Even if there isn’t a creative bone in your body, there’s certainly a lot of fun to be found in Course World. It’s fascinating to see what players can come up with when given the tools to create anything within the confines of a two-dimensional Mario platformer, and it’s sure to be a long time before the community at large becomes rinsed of ideas. As a player, every effort is made within Course World to ensure it’s easy to find what you’re looking for. “Unpopular” levels are (somewhat harshly) removed from the server altogether if they don’t garner enough Stars from players, while the cream of the crop rises to the top – or at least, that’s the intention. Even pre-release, it’s the gimmicky levels that get featured the most: the ones that showcase each of the unlockable amiibo characters, or the ones that use springs to flick Mario to the flagpole without the need to even touch the controller.
There are plenty of filters, however.
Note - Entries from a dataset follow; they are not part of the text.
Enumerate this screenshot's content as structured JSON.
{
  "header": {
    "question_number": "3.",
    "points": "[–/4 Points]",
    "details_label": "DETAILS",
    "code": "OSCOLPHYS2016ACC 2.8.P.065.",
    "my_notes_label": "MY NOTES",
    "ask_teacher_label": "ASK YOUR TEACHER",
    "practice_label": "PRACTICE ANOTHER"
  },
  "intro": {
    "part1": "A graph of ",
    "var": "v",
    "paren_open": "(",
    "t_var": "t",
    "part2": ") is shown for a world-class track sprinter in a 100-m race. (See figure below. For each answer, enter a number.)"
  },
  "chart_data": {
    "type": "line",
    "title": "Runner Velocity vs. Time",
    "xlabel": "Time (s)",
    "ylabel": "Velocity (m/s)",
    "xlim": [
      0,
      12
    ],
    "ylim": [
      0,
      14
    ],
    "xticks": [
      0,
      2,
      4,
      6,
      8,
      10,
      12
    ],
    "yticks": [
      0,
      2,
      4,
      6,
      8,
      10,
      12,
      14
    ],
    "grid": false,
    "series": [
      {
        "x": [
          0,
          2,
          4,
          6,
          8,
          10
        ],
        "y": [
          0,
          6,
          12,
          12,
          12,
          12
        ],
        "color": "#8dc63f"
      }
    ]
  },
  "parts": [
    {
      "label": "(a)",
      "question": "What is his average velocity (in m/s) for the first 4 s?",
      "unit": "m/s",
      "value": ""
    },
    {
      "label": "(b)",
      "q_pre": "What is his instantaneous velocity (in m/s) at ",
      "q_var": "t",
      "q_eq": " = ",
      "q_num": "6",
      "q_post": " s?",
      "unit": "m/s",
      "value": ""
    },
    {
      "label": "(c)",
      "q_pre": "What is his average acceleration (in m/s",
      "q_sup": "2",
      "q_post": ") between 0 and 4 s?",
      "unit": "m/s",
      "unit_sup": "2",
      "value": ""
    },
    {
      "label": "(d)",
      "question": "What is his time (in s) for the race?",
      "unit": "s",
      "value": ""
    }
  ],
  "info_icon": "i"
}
You can view the most popular levels in your region or across the globe, and play the current weekly top courses or peruse the best of all time. Nintendo even has its own curated list of courses, although it would almost certainly benefit from stages built by Nintendo staff itself – at least until the more creative types get to grips with the software. Looking forward, Super Mario Maker’s value relies heavily on Nintendo’s ability to keep lacklustre stages to a minimum, while promoting new ideas and unique courses in a timely manner. Whether or not Nintendo can pull this off remains to be seen, but for now, the infrastructure is certainly in place.
10 Mario and 100 Mario Challenge modes go to some length in adding structure to the otherwise sporadic user-generated stages. You’re given either ten or 100 1-Ups, and tasked with surviving a series of random levels taken from Course World. It’s here that you can unlock any number of Costume Mario outfits that are otherwise made available with amiibo – and Toad’s reaction, as you rescue Princess Peach while sporting a Bowser costume, is priceless!
Don’t go into Super Mario Maker, then, expecting to indulge in a never-ending stream of levels of the ilk produced by Shigeru Miyamoto and the development teams at Nintendo. What you can expect, however, is a comprehensive toolset that not only offers everything you need to create your own Super Mario levels, but also encourages you to forget all existing conventions and come up with your own ideas within the scope of four classic platformers.
Super Mario Maker (Wii U) Verdict
Creative types that love to tinker will feel right at home with the intuitive Create mode, while Course World has the potential to offer outstanding value for money not only over the game’s launch period, but into the foreseeable future. Ultimately, Nintendo is placing a lot in the hands of its dear community. As the provided tools have their boundaries pushed and players get in touch with their inner course designers, I have a feeling that Super Mario Maker is all set to blossom into something wonderful.
Originally published on NintendoNews.com